A resident of nearby Gladden Farms, Carbonneau said the small parks in her neighborhood don’t have enough equipment to interest her kids. The new Heritage Park should offer more, she said.
“I know there’s a train, we’re excited about that,” she said of the planned 1.5-mile train loop around the park.
Heritage Park is but a piece of the comprehensive plan for the region’s outdoor activity areas, according to Marana Parks Director Tom Ellis.
The previous parks master plan was drawn up in 2000, Ellis said.
Since then, Marana has added thousands of rooftops and seen its population more than double in size.
“Generally you want to take a master plan like that and update it every five years,” Ellis said.
Marana currently has seven public parks, with another seven in the works. Pima County maintains four other parks in the area, but the town lists them on the recreation maps it issues to the public.
The goal of the town’s new parks master plan is twofold — to assess existing facilities and to coordinate efforts with other groups, like the YMCA and the county’s library system, to create a plan for future expansion.
The next park-planning step involves an early June meeting between town officials and the Phoenix-based development firm EDAW, which will build much of Heritage Park.
A draft of the parks master plan goes before the town council in November. It will identify trail and bike systems in Marana, current and future park sites, park amenities and open space maintained by the parks department, historic and cultural preservation locations, and a public brochure detailing all of those determinations. A final version of the plan will be approved by March 2009.
Money for Heritage Park came from a combination of sources, including the town, Pima County bonds, developer contributions and impact fees, according to Marana Community Development Director T. VanHook.
The town received about $175,000 in community development block grant money for a new park at nearby Honea Heights, VanHook said. The Honea Heights park will consist of activity areas connected by a biking/walking path.
Some aspects of the Heritage Park plan will include regional activity centers, including the possible relocation of a major Tucson museum.
When the Tucson Museum of Art’s board of trustees met earlier this month, it floated the idea of moving the museum from its downtown Tucson location. The site there lacks adequate parking and signage, museum officials say.
“There were a number of options, one of which happened to be a move to Marana,” said Meredith Hayes, director of public relations for the museum.
Depending on how the museum resolves its parking problems, it could open the door to a satellite location in Marana.
“We showed them the Heritage Park because it has exhibit space for its mission,” Ellis said.

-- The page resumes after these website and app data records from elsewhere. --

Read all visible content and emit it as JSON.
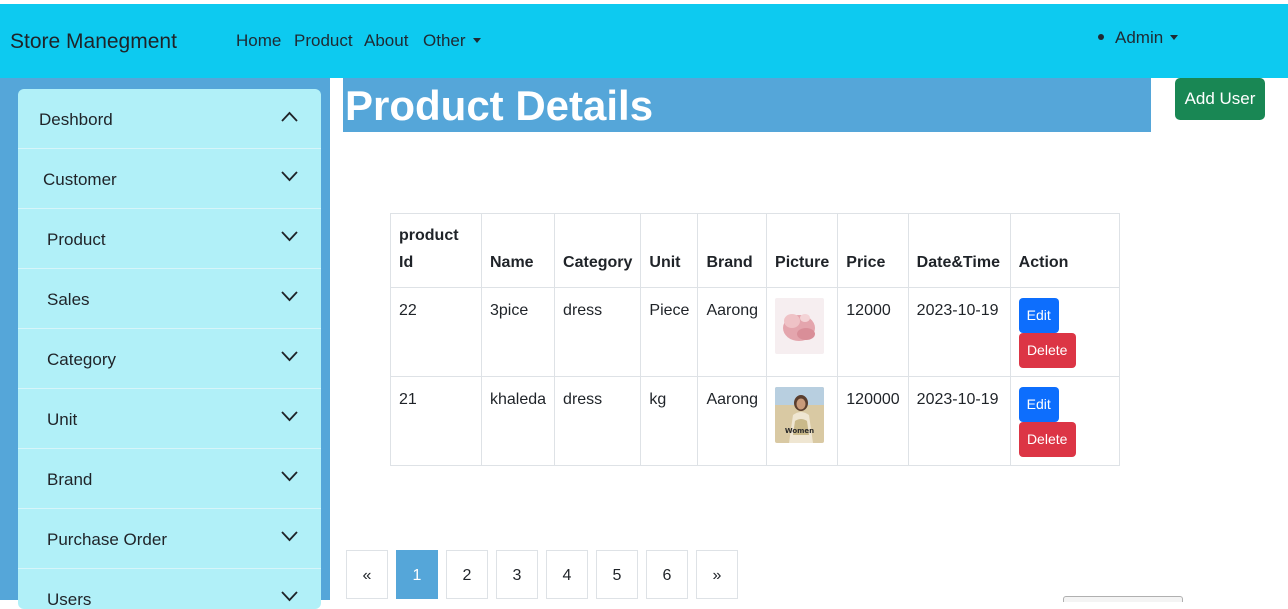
{
  "navbar": {
    "brand": "Store Manegment",
    "links": [
      "Home",
      "Product",
      "About",
      "Other"
    ],
    "user": "Admin",
    "color": "#0dcaf0"
  },
  "sidebar": {
    "items": [
      {
        "label": "Deshbord",
        "icon": "chevron-up-icon"
      },
      {
        "label": "Customer",
        "icon": "chevron-down-icon"
      },
      {
        "label": "Product",
        "icon": "chevron-down-icon"
      },
      {
        "label": "Sales",
        "icon": "chevron-down-icon"
      },
      {
        "label": "Category",
        "icon": "chevron-down-icon"
      },
      {
        "label": "Unit",
        "icon": "chevron-down-icon"
      },
      {
        "label": "Brand",
        "icon": "chevron-down-icon"
      },
      {
        "label": "Purchase Order",
        "icon": "chevron-down-icon"
      },
      {
        "label": "Users",
        "icon": "chevron-down-icon"
      }
    ]
  },
  "main": {
    "title": "Product Details",
    "add_user_label": "Add User",
    "table": {
      "headers": {
        "id_line1": "product",
        "id_line2": "Id",
        "name": "Name",
        "category": "Category",
        "unit": "Unit",
        "brand": "Brand",
        "picture": "Picture",
        "price": "Price",
        "datetime": "Date&Time",
        "action": "Action"
      },
      "rows": [
        {
          "id": "22",
          "name": "3pice",
          "category": "dress",
          "unit": "Piece",
          "brand": "Aarong",
          "picture": "product-photo-pink",
          "price": "12000",
          "datetime": "2023-10-19",
          "edit": "Edit",
          "delete": "Delete"
        },
        {
          "id": "21",
          "name": "khaleda",
          "category": "dress",
          "unit": "kg",
          "brand": "Aarong",
          "picture": "product-photo-women",
          "picture_caption": "Women",
          "price": "120000",
          "datetime": "2023-10-19",
          "edit": "Edit",
          "delete": "Delete"
        }
      ]
    },
    "pagination": {
      "prev": "«",
      "pages": [
        "1",
        "2",
        "3",
        "4",
        "5",
        "6"
      ],
      "next": "»",
      "active": "1"
    }
  },
  "colors": {
    "sidebar_bg": "#55a6d9",
    "sidebar_panel": "#b1f0f8",
    "add_user": "#198754",
    "edit": "#0d6efd",
    "delete": "#dc3545"
  }
}
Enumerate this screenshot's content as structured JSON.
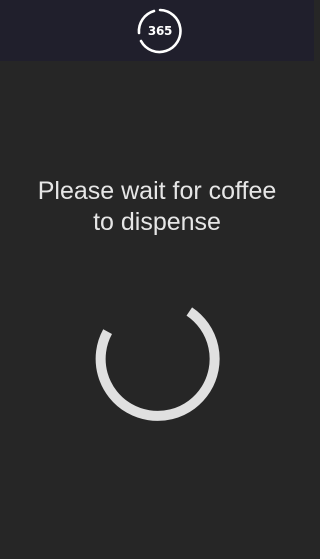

Part of that exhibition space will come in the form of a reconstructed cotton gin, which in the 1930s stood near where Marana Road intersects Interstate 10 today.
Town officials expect the renovated cotton gin to focus residents’ attention on the farming, ranching, mining and railroad industries that once formed the economic backbone for the region.
Ellis expects the project to go out for bids in July or August.
Future plans for Heritage Park include expanding the railroad track surrounding it and restoring a historic house in the area.
Other plans call for park officials from Marana, Oro Valley and Tucson to connect the various trails along the Santa Cruz and Rillito rivers and the Canyon del Oro Wash for a regional bike/walking path system, Ellis said.
The future of Heritage Park is similar to the futures of all parks in Marana.
“The 300 acres — our intent is, it’s never finished,” Ellis said.
|IF YOU GO
What: Marana Heritage Park groundbreaking and cultural celebration
When: 4 to 8 p.m. Friday, May 30
Where: Corner of Tangerine Farms Road and Gladden Farms Drive in Marana
Cost: Free and open to the public